Ascher believes observing the adversity of homelessness is a necessity in learning compassion because “Compassion is not a character trait. . .It must be learned, and it is learned by having adversity at our windows” (Cohen 42). Ascher believes we can learn and grow from others' adverse experiences without being a part of it. Although Ascher would have us believe we can learn compassion simply through observing adversity at our windows (homelessness), Eighner would likely disagree because he has struggled in adversity and learned the importance of true sentiment first hand, not through observation. Eighner writes of the importance of having an intimate connection with adversity in his own homelessness, “Once I was the sort of person who invests material objects with sentimental value. Now I no longer have those things, but I have the sentiments yet. . . .The things I find in dumpsters, the love letters and ragdolls of so many lives, remind me of this lesson” (Cohen 157, 158). Eighner has grown and holds sentiment in those lessons because he had those experiences, not because he has simply observed others. Ascher gives us a lesson in learning from adversity but does so from an outsiders' point of view while Eighner's personal experience contrasts to shows us that much can be learn from experiencing adversity more intimately.
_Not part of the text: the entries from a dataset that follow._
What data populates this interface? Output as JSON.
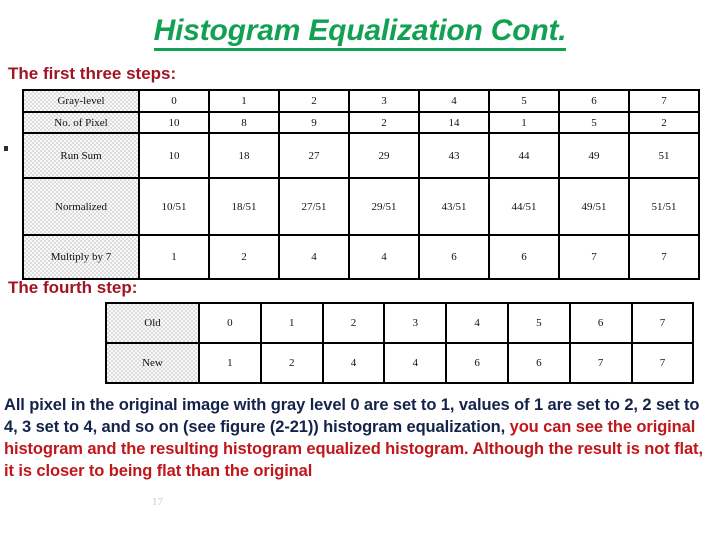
{
  "slide": {
    "title": "Histogram Equalization Cont.",
    "title_color": "#12a152",
    "heading_color": "#a11423",
    "body_color": "#14234a",
    "accent_red": "#c0171b",
    "page_number": "17"
  },
  "headings": {
    "first_steps": "The first three steps:",
    "fourth_step": "The fourth step:"
  },
  "steps_table": {
    "row_labels": [
      "Gray-level",
      "No. of Pixel",
      "Run Sum",
      "Normalized",
      "Multiply by 7"
    ],
    "rows": [
      {
        "label": "Gray-level",
        "values": [
          "0",
          "1",
          "2",
          "3",
          "4",
          "5",
          "6",
          "7"
        ]
      },
      {
        "label": "No. of Pixel",
        "values": [
          "10",
          "8",
          "9",
          "2",
          "14",
          "1",
          "5",
          "2"
        ]
      },
      {
        "label": "Run Sum",
        "values": [
          "10",
          "18",
          "27",
          "29",
          "43",
          "44",
          "49",
          "51"
        ]
      },
      {
        "label": "Normalized",
        "values": [
          "10/51",
          "18/51",
          "27/51",
          "29/51",
          "43/51",
          "44/51",
          "49/51",
          "51/51"
        ]
      },
      {
        "label": "Multiply by 7",
        "values": [
          "1",
          "2",
          "4",
          "4",
          "6",
          "6",
          "7",
          "7"
        ]
      }
    ]
  },
  "mapping_table": {
    "rows": [
      {
        "label": "Old",
        "values": [
          "0",
          "1",
          "2",
          "3",
          "4",
          "5",
          "6",
          "7"
        ]
      },
      {
        "label": "New",
        "values": [
          "1",
          "2",
          "4",
          "4",
          "6",
          "6",
          "7",
          "7"
        ]
      }
    ]
  },
  "paragraph": {
    "part1": "All pixel in the original image with gray level 0 are set to 1, values of 1 are set to 2, 2 set to 4, 3 set to 4, and so on (see figure (2-21)) histogram equalization,",
    "part2": " you can see the original histogram and the resulting histogram equalized histogram. Although the result is not flat, it is closer to being flat than the original"
  }
}
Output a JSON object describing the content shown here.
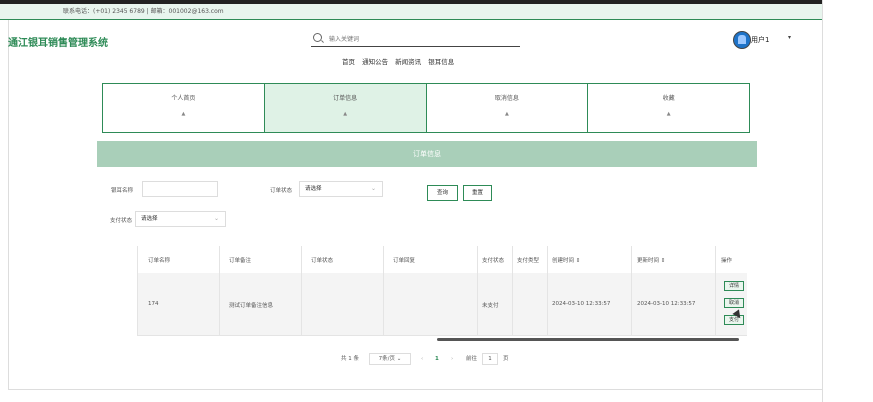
{
  "contact": "联系电话：(+01) 2345 6789 | 邮箱：001002@163.com",
  "app_title": "通江银耳销售管理系统",
  "search": {
    "placeholder": "输入关键词"
  },
  "nav": [
    "首页",
    "通知公告",
    "新闻资讯",
    "银耳信息"
  ],
  "user": {
    "name": "用户1",
    "caret": "▾"
  },
  "cards": [
    {
      "label": "个人首页",
      "icon": "▲"
    },
    {
      "label": "订单信息",
      "icon": "▲"
    },
    {
      "label": "取消信息",
      "icon": "▲"
    },
    {
      "label": "收藏",
      "icon": "▲"
    }
  ],
  "section_title": "订单信息",
  "filters": {
    "name_label": "银耳名称",
    "name_value": "",
    "status_label": "订单状态",
    "status_value": "请选择",
    "pay_label": "支付状态",
    "pay_value": "请选择",
    "query_btn": "查询",
    "reset_btn": "重置"
  },
  "table": {
    "headers": [
      "订单名称",
      "订单备注",
      "订单状态",
      "订单回复",
      "支付状态",
      "支付类型",
      "创建时间 ⇕",
      "更新时间 ⇕",
      "操作"
    ],
    "rows": [
      {
        "name": "174",
        "remark": "测试订单备注信息",
        "status": "",
        "reply": "",
        "pay_status": "未支付",
        "pay_type": "",
        "created": "2024-03-10 12:33:57",
        "updated": "2024-03-10 12:33:57",
        "actions": [
          "详情",
          "取消",
          "支付"
        ]
      }
    ]
  },
  "pager": {
    "total": "共 1 条",
    "page_size": "7条/页",
    "prev": "‹",
    "current": "1",
    "next": "›",
    "goto_label": "前往",
    "goto_value": "1",
    "page_unit": "页"
  }
}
“My Daily Dives in the Dumpster” by Lars Eighner is about a homeless person, explaining the strategies of surviving from dumpster. The narrator began “dumpster diving about a year before became a homeless” (114). The author explains how at first he felt ashamed of being through trash. “Everything seems to stink” (115).This stage passes with experience and he realized that most disposed items are valuable and can be reused. Eighner feels bad for all those rich people who waste a lot of items that may be valuable to others.
A) A contemporary problem raised in “On Dumpster Diving” by Lars Eighner Is the amount of wealth spent by consumers, and the effect of that. Consumers spend too much money and waste even more when they throw food and clothing away. In the essay he explains the way of life as an scavenger and how to demonstrate how people are able to live by the minimal resources although most consumers continue to buy things they do not need and continue to waste resources that may be valuable to others. Aside from food, he additionally describes the emotional impact that living out of a dumpster can have on a person. He describes finding sad things such as "abandoned teddy bears, shredded wedding books, and pets lying in state." Seeing the pets makes him think about his dog Lizbeth and how she is likely to end up with a dumpster as her final resting place, as Eighner does not see himself having a place for her before she passes on. Rummaging causes Eighner to consider how much individuals underestimate, including the way that they can purchase something new to replace something old that they have discarded. He feels frustrated because of the individuals who don 't have that extravagance.